### GIVEN DATA
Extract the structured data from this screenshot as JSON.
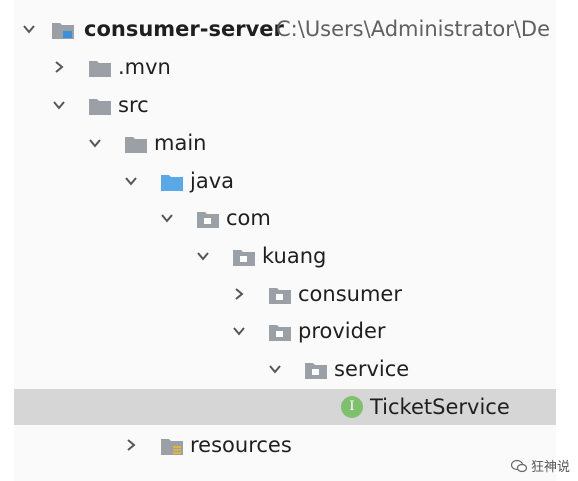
{
  "project": {
    "name": "consumer-server",
    "path": "C:\\Users\\Administrator\\De"
  },
  "nodes": {
    "mvn": ".mvn",
    "src": "src",
    "main": "main",
    "java": "java",
    "com": "com",
    "kuang": "kuang",
    "consumer": "consumer",
    "provider": "provider",
    "service": "service",
    "ticket_service": "TicketService",
    "resources": "resources"
  },
  "interface_badge": "I",
  "watermark": "狂神说",
  "colors": {
    "selected_row": "#d6d6d6",
    "folder": "#9aa0a6",
    "source_folder": "#5aa9e6",
    "interface_badge": "#7fbf6e"
  }
}
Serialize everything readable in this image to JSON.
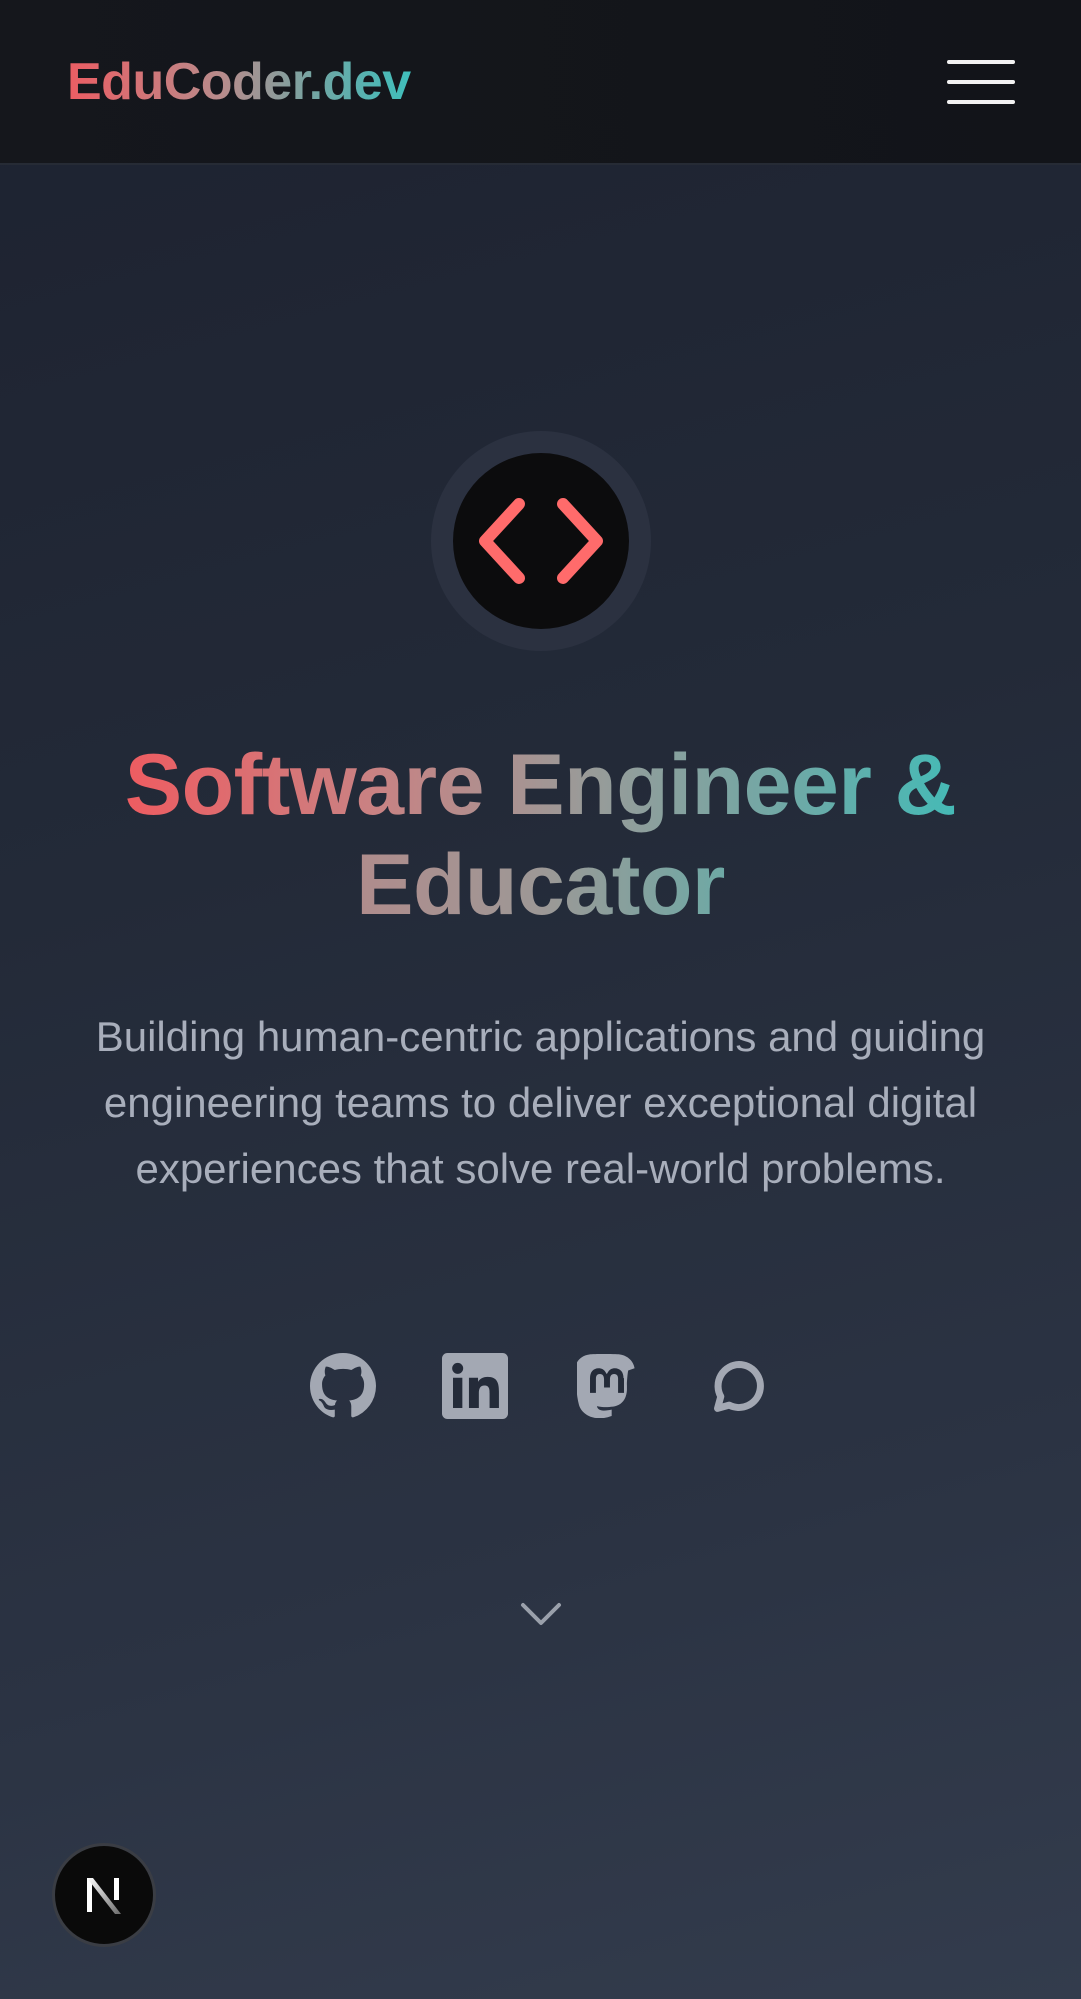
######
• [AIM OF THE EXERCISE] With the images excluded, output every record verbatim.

• [RESULT FOR THIS TASK]
Extract the structured data from this screenshot as JSON.
{
  "project": {
    "name": "consumer-server",
    "path": "C:\\Users\\Administrator\\De"
  },
  "nodes": {
    "mvn": ".mvn",
    "src": "src",
    "main": "main",
    "java": "java",
    "com": "com",
    "kuang": "kuang",
    "consumer": "consumer",
    "provider": "provider",
    "service": "service",
    "ticket_service": "TicketService",
    "resources": "resources"
  },
  "interface_badge": "I",
  "watermark": "狂神说",
  "colors": {
    "selected_row": "#d6d6d6",
    "folder": "#9aa0a6",
    "source_folder": "#5aa9e6",
    "interface_badge": "#7fbf6e"
  }
}
Serialize everything readable in this image to JSON.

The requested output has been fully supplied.